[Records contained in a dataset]
------------------------

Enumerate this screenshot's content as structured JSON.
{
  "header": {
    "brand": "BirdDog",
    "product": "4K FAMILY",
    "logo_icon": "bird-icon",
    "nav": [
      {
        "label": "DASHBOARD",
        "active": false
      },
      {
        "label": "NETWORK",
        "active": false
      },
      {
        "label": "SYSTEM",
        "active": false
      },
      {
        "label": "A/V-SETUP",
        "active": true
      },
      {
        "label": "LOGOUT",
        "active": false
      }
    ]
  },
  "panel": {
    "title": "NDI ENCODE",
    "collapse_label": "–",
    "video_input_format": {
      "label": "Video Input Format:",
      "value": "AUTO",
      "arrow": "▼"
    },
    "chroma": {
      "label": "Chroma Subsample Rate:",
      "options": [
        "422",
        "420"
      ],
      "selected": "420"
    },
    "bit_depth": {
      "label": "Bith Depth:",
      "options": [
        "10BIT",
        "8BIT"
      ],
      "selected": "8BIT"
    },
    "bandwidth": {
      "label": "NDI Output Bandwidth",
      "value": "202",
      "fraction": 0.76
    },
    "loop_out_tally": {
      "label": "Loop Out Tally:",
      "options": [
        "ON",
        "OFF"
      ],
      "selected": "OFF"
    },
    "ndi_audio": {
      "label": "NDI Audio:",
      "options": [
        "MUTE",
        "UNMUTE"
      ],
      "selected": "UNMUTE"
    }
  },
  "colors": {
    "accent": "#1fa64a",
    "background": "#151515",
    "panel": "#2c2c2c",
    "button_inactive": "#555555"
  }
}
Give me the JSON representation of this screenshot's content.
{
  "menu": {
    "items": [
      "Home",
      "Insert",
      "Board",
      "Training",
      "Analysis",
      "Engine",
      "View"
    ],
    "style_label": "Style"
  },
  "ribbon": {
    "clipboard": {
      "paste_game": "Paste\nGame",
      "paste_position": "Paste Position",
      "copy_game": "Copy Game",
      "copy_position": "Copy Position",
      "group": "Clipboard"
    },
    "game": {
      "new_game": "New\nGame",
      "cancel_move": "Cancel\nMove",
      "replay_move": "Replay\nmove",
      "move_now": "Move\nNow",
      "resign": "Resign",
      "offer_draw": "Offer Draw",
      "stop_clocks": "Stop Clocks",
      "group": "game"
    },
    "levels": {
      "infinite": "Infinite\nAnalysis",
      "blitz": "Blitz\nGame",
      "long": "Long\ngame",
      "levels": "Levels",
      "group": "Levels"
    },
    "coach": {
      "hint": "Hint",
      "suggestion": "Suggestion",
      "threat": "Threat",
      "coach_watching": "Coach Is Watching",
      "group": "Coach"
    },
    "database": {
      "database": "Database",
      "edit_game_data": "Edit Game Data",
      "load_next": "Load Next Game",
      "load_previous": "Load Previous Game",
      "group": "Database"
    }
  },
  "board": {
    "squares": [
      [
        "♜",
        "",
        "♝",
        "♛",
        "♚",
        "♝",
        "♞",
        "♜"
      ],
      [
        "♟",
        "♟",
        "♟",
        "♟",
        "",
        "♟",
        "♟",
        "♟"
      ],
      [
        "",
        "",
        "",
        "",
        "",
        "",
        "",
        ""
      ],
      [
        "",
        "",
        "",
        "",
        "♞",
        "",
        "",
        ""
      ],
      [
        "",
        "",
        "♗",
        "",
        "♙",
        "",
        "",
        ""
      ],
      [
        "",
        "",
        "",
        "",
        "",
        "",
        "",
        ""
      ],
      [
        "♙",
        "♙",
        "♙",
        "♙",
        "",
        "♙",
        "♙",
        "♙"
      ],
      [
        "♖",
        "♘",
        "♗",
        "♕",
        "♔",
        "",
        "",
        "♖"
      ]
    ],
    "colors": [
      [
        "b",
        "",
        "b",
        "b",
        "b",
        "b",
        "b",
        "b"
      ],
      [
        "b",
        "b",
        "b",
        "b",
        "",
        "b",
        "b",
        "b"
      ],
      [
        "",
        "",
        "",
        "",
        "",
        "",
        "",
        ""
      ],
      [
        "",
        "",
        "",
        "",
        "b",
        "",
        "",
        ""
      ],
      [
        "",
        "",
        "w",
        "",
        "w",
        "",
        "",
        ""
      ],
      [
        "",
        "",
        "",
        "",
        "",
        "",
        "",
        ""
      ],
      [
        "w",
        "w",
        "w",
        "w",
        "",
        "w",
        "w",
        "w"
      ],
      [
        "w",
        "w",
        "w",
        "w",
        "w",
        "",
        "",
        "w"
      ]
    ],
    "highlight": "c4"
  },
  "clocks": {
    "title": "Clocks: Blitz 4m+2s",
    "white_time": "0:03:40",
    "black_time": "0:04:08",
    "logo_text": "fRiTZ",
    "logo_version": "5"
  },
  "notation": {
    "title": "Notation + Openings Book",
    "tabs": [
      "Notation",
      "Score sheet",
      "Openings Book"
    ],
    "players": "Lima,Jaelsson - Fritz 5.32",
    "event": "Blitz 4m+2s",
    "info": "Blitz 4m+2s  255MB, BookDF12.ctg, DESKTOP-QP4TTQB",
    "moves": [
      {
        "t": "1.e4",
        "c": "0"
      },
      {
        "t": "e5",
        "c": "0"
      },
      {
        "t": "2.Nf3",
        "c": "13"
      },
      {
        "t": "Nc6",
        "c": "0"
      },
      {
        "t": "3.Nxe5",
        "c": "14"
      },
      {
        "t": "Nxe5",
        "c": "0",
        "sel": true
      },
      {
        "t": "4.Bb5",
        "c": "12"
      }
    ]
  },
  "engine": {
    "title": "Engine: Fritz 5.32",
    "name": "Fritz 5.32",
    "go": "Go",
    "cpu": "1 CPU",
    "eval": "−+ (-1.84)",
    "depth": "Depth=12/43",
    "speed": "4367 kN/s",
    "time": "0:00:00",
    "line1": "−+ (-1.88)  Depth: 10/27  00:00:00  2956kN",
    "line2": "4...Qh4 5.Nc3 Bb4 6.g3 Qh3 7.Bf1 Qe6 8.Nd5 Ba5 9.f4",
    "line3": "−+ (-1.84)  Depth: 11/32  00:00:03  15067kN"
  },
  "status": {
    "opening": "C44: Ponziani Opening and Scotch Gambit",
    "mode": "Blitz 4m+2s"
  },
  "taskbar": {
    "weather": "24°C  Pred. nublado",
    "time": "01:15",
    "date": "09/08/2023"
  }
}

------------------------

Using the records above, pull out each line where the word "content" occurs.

## Task output
Enumerate this screenshot's content as structured JSON.
Give me the JSON representation of this screenshot's content.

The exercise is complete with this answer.